Despite the resumption of tipping by several high-profile experimenters with other ways of compensating servers, gratuities are on their way out, suggests a head-spinning research tidbit from American Express. The credit card company found that 18 percent of restaurants have already discontinued tipping—apparently quietly, without all the hoopla that accompanied the switch by marquee names like Danny Meyer or the Ivar’s group. Even more startling: 29 percent plan to drop tipping, according to the survey.
For the math-challenged, that means 47 percent of restaurants are exploring alternate forms of server compensation.
3. OMG! ICYMI, BK is LMFAO

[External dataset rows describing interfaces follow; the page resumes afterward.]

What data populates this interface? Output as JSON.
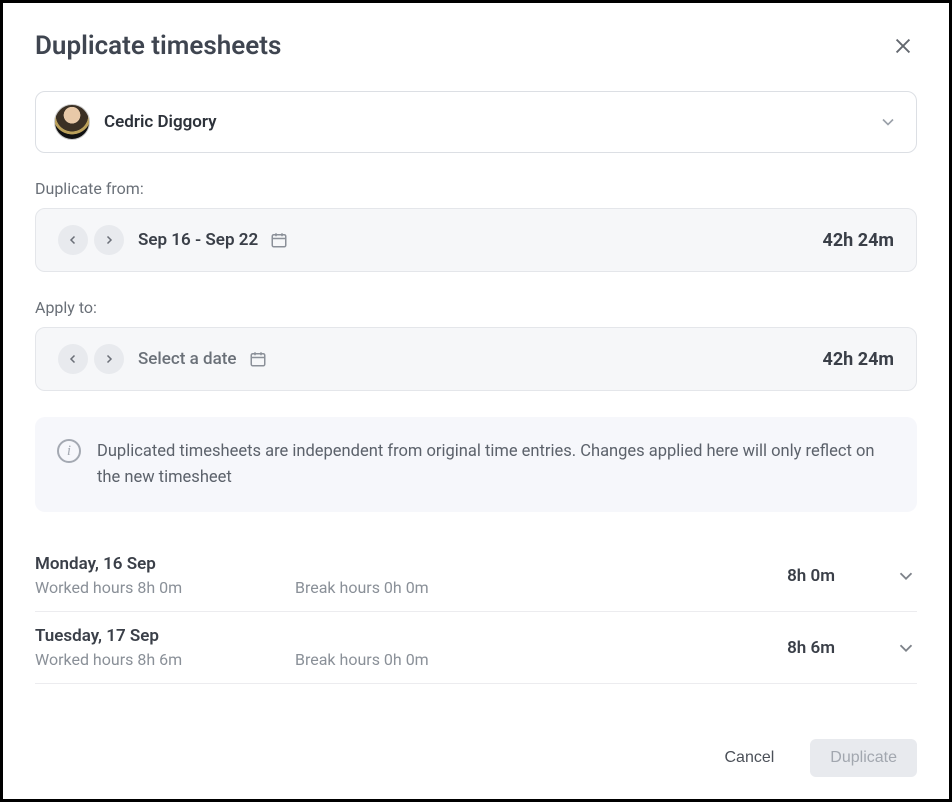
{
  "title": "Duplicate timesheets",
  "user": {
    "name": "Cedric Diggory"
  },
  "duplicate_from": {
    "label": "Duplicate from:",
    "range": "Sep 16 - Sep 22",
    "total": "42h 24m"
  },
  "apply_to": {
    "label": "Apply to:",
    "placeholder": "Select a date",
    "total": "42h 24m"
  },
  "info": "Duplicated timesheets are independent from original time entries. Changes applied here will only reflect on the new timesheet",
  "days": [
    {
      "name": "Monday, 16 Sep",
      "worked": "Worked hours 8h 0m",
      "break": "Break hours 0h 0m",
      "total": "8h 0m"
    },
    {
      "name": "Tuesday, 17 Sep",
      "worked": "Worked hours 8h 6m",
      "break": "Break hours 0h 0m",
      "total": "8h 6m"
    }
  ],
  "footer": {
    "cancel": "Cancel",
    "duplicate": "Duplicate"
  }
}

Restaurant apps are so yesterday. This week, Burger King provided a glimpse of order placement in the future, a mashup of social media and messaging that might have Domino’s shaking in fear it’s fallen behind the times. Technophiles are buzzing over the burger chain’s experiment with Messenger, the chat program that allows Facebook users to text back and forth without leaving that environment.
A bot presented as a chat screen takes consumers through the ordering process, displaying the choices via a visual menu that rotates horizontally. Then the patron is given a choice of restaurants where the order can be retrieved, and an option to prepay for the meal online.
You can see it for yourself here.
The home of the Whopper is the latest entrant in a parade of chains turning to social media as the next ordering channel. Domino’s lets frequent customers order a pie by texting an emoji, and Taco Bell is tinkering with a bot integrated into Slack, a chat medium for members of the same company.
Treading on the sneaker market: The other shoe drops
Earlier this week, we reported on Krispy Kreme’s tie-in with a new sneaker from Nike. This week, it’s Starbucks that’s lacing up for a deal with the footwear powerhouse. The newest basketball shoe to come out of the box for Nike is the SB Dunk Low. The sole is Starbucks green, and the uppers are coffee-colored, with white swirls that could be taken as a shots of creamer.
Promotional photos show the shoes positioned in front of Starbucks cups and a pile of beans.
The Starbucks Dunk Lows sell for $100 a pair.